"I've always been interested in diversity," director Kenny Leon said. "Especially Americans different in age and race and culture sitting next to each other watching the same story." And he gets "to see how they leave the theatre, see what kind of questions they're asking each other at intermission."
Leon, 58, has spent his career fulfilling that interest.
On Broadway, he has directed three August Wilson plays — Fences, Radio Golf and Gem of the Ocean. His other Broadway credits include the Tony Award–nominated 2004 revival of Lorraine Hansberry's 1959 A Raisin in the Sun starring Sean "P. Diddy" Combs, Audra McDonald and Phylicia Rashad. For over a decade, he was artistic director of Atlanta's Alliance Theatre and is co-founding artistic director of Atlanta's True Colors Theatre Company.
This year finds him serving double duty on Broadway. First, he's directing a new Broadway revival of Raisin, starring Denzel Washington, at the Ethel Barrymore Theatre. He begins previews at Broadway's Palace Theatre later this month for Holler If Ya Hear Me, featuring a score of songs by the late rap star Tupac Shakur. "We're using the music of Tupac, we're not telling the story of Tupac," he explained.
Leon was born in Tallahassee, Florida. "I had two very strong women in my life, my grandmother and my mother," he said.
In high school, he was in a federal Upward Bound program that prepared students from low-income families for college. "My mother and stepfather were making $10,000 a year, so college was not a reality for me. But Upward Bound made it a reality."
He went to Clark Atlanta University, minoring in theatre while majoring in political science and tried law school, but returned to Atlanta to focus on the stage. He "started as an actor, but fell in love with directing." In 1987 he became a National Endowment for the Arts and Theatre Communications Group Directing Fellow.
"It gave me a chance to visit almost any theatre I wanted." He "met August Wilson, who became one of my inspirations. I met George C. Wolfe. It gave me full confidence that this is what I wanted to do."
He did theatre workshops with prisoners and nursing home residents. He and writer Barbara Lebow did a play featuring homeless people as actors. "I was a political science major," he says. "I was always interested in social impact."
In 1988 he became associate artistic director at Alliance, and was soon named artistic director. "Not many African-Americans were running theatre companies. I'm not one to spend my life asking the question, 'Is there racism in America?' Certainly there is. But I want to do something about it... The challenge was to diversify the programming, have it be a place where everyone could tell their stories regardless of background or culture." This is the sixth time he's doing Raisin, as director or actor — "It's a piece of literature that keeps on giving. What we did ten years ago [on Broadway] was really special," he said. But "as artists, we keep growing. We keep learning."

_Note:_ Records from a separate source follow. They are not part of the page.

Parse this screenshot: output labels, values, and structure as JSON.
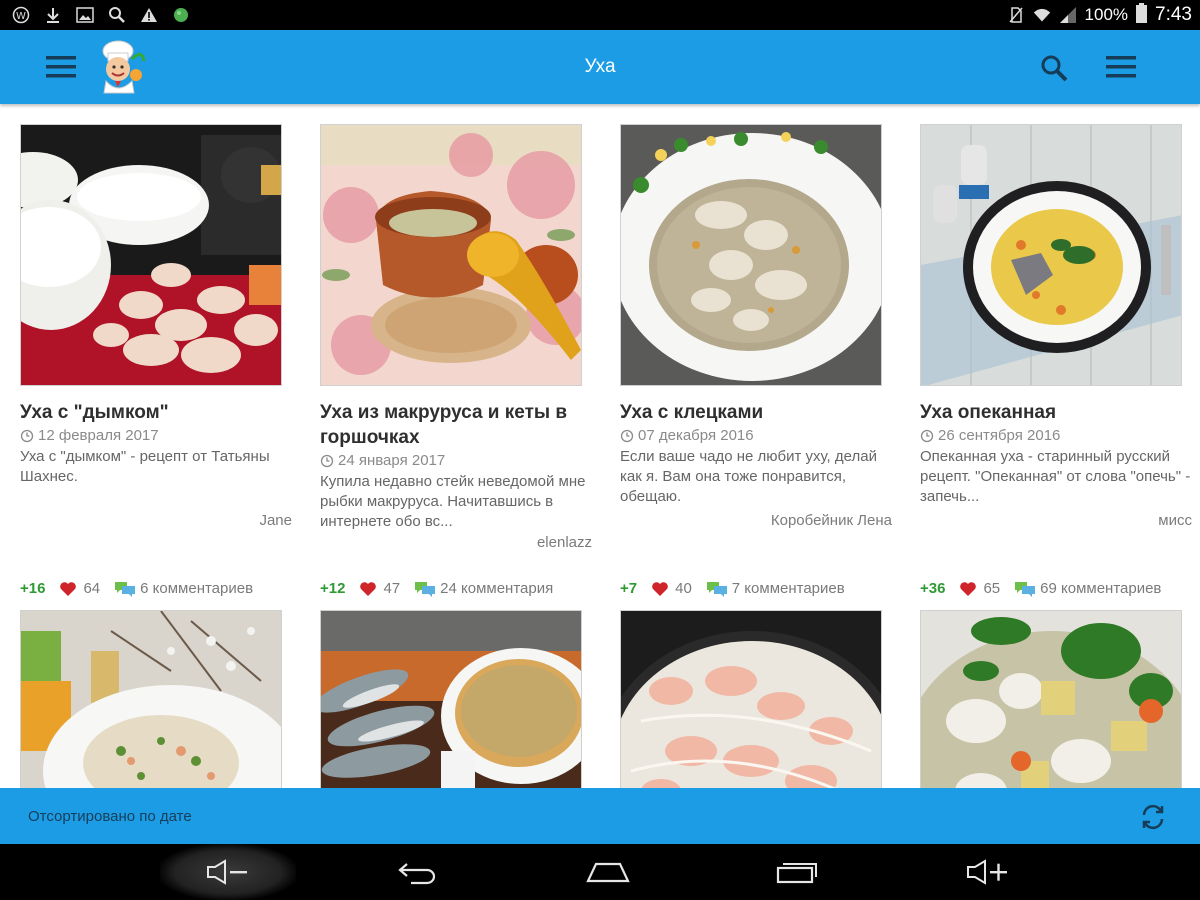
{
  "status_bar": {
    "icons_left": [
      "wordpress-icon",
      "download-icon",
      "image-icon",
      "search-icon",
      "warning-icon",
      "android-icon"
    ],
    "icons_right": [
      "no-sim-icon",
      "wifi-icon",
      "signal-icon"
    ],
    "battery": "100%",
    "time": "7:43"
  },
  "app_bar": {
    "title": "Уха",
    "icons": [
      "menu-icon",
      "chef-logo-icon",
      "search-icon",
      "overflow-menu-icon"
    ]
  },
  "recipes": [
    {
      "title": "Уха с \"дымком\"",
      "date": "12 февраля 2017",
      "description": "Уха с \"дымком\" - рецепт от Татьяны Шахнес.",
      "author": "Jane",
      "score": "+16",
      "likes": "64",
      "comments": "6 комментариев"
    },
    {
      "title": "Уха из макруруса и кеты в горшочках",
      "date": "24 января 2017",
      "description": "Купила недавно стейк неведомой мне рыбки макруруса. Начитавшись в интернете обо вс...",
      "author": "elenlazz",
      "score": "+12",
      "likes": "47",
      "comments": "24 комментария"
    },
    {
      "title": "Уха с клецками",
      "date": "07 декабря 2016",
      "description": "Если ваше чадо не любит уху, делай как я. Вам она тоже понравится, обещаю.",
      "author": "Коробейник Лена",
      "score": "+7",
      "likes": "40",
      "comments": "7 комментариев"
    },
    {
      "title": "Уха опеканная",
      "date": "26 сентября 2016",
      "description": "Опеканная уха - старинный русский рецепт. \"Опеканная\" от слова \"опечь\" - запечь...",
      "author": "мисс",
      "score": "+36",
      "likes": "65",
      "comments": "69 комментариев"
    }
  ],
  "second_row_photos": [
    "soup-bowl-flowers-photo",
    "fish-and-broth-photo",
    "salmon-soup-pot-photo",
    "fish-vegetable-soup-photo"
  ],
  "sort_bar": {
    "label": "Отсортировано по дате",
    "icon": "refresh-icon"
  },
  "nav_bar": {
    "icons": [
      "volume-down-icon",
      "back-icon",
      "home-icon",
      "recents-icon",
      "volume-up-icon"
    ]
  },
  "colors": {
    "accent": "#1b9ce5",
    "score_green": "#2f9a33",
    "heart_red": "#d0242b"
  }
}
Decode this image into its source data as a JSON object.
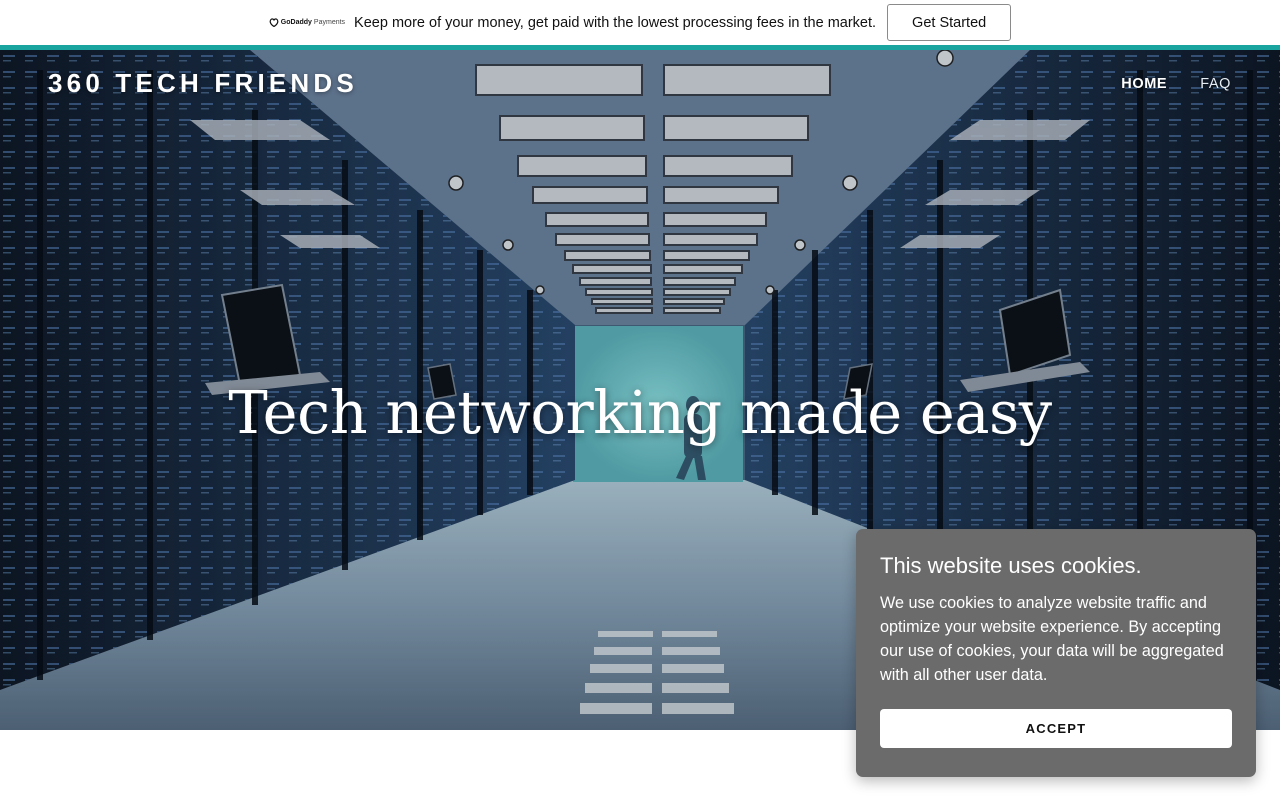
{
  "promo": {
    "logo_bold": "GoDaddy",
    "logo_light": "Payments",
    "message": "Keep more of your money, get paid with the lowest processing fees in the market.",
    "cta_label": "Get Started",
    "bar_color": "#1aa4a0"
  },
  "header": {
    "site_title": "360 TECH FRIENDS",
    "nav": [
      {
        "label": "HOME",
        "active": true
      },
      {
        "label": "FAQ",
        "active": false
      }
    ]
  },
  "hero": {
    "heading": "Tech networking made easy",
    "image": "data-center-server-aisle"
  },
  "cookie_notice": {
    "title": "This website uses cookies.",
    "body": "We use cookies to analyze website traffic and optimize your website experience. By accepting our use of cookies, your data will be aggregated with all other user data.",
    "accept_label": "ACCEPT",
    "panel_color": "#6b6b6b"
  }
}
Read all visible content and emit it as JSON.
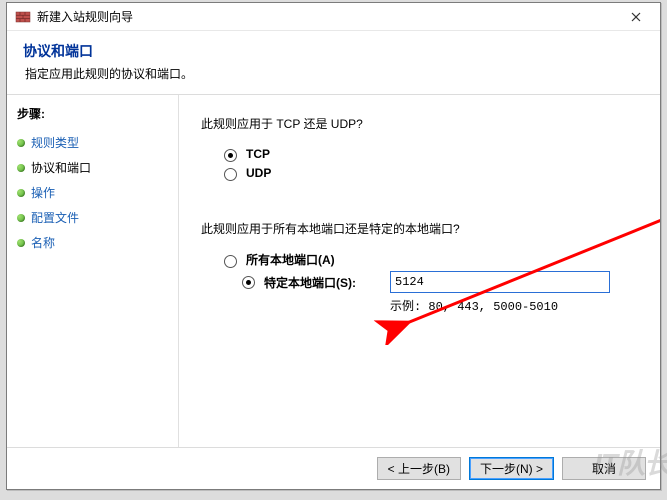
{
  "window": {
    "title": "新建入站规则向导",
    "close_aria": "Close"
  },
  "header": {
    "title": "协议和端口",
    "subtitle": "指定应用此规则的协议和端口。"
  },
  "sidebar": {
    "steps_header": "步骤:",
    "items": [
      {
        "label": "规则类型",
        "current": false
      },
      {
        "label": "协议和端口",
        "current": true
      },
      {
        "label": "操作",
        "current": false
      },
      {
        "label": "配置文件",
        "current": false
      },
      {
        "label": "名称",
        "current": false
      }
    ]
  },
  "content": {
    "q1": "此规则应用于 TCP 还是 UDP?",
    "proto": {
      "tcp_label": "TCP",
      "udp_label": "UDP",
      "selected": "tcp"
    },
    "q2": "此规则应用于所有本地端口还是特定的本地端口?",
    "ports": {
      "all_label": "所有本地端口(A)",
      "specific_label": "特定本地端口(S):",
      "selected": "specific",
      "value": "5124",
      "example": "示例: 80, 443, 5000-5010"
    }
  },
  "footer": {
    "back": "< 上一步(B)",
    "next": "下一步(N) >",
    "cancel": "取消"
  },
  "watermark": "IT队长"
}
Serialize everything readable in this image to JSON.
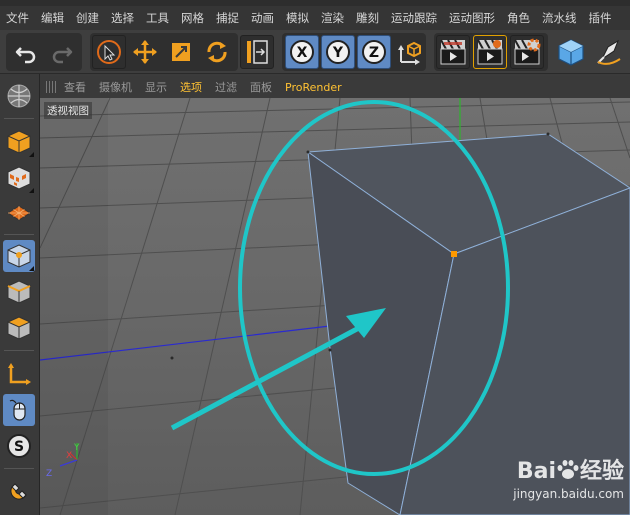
{
  "menubar": {
    "items": [
      "文件",
      "编辑",
      "创建",
      "选择",
      "工具",
      "网格",
      "捕捉",
      "动画",
      "模拟",
      "渲染",
      "雕刻",
      "运动跟踪",
      "运动图形",
      "角色",
      "流水线",
      "插件"
    ]
  },
  "toolbar": {
    "axis_x": "X",
    "axis_y": "Y",
    "axis_z": "Z"
  },
  "viewport_menu": {
    "items": [
      "查看",
      "摄像机",
      "显示",
      "选项",
      "过滤",
      "面板",
      "ProRender"
    ],
    "active": "选项"
  },
  "viewport": {
    "label": "透视视图",
    "axis_labels": {
      "y": "Y",
      "x": "X",
      "z": "Z"
    }
  },
  "watermark": {
    "logo_left": "Bai",
    "logo_right": "经验",
    "url": "jingyan.baidu.com"
  },
  "colors": {
    "highlight_ellipse": "#1fc6c8",
    "arrow": "#1fc6c8",
    "selected_button": "#5f8ac4",
    "active_menu": "#ffc233",
    "cube_face": "#4d525c",
    "vertex": "#ff9a00"
  },
  "icons": [
    "undo-icon",
    "redo-icon",
    "live-select-icon",
    "move-icon",
    "scale-icon",
    "rotate-icon",
    "coord-system-icon",
    "axis-lock-icon",
    "world-coord-icon",
    "render-view-icon",
    "render-picture-icon",
    "render-settings-icon",
    "cube-primitive-icon",
    "pen-icon"
  ]
}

Consider what has happened since, like "Trayvon Martin and other racial incidents. [We have] an African-American president. We thought we were one place — but are we really? Lorraine was talking about all those things in 1959." In fact, referencing his next project, Leon says one of Tupac's inspirations was Raisin. "Holler is asking the same questions but for a different age group, a different community. It's where are we in terms of dreams for young people? What's the future like for them? It's all about access to America for everyone."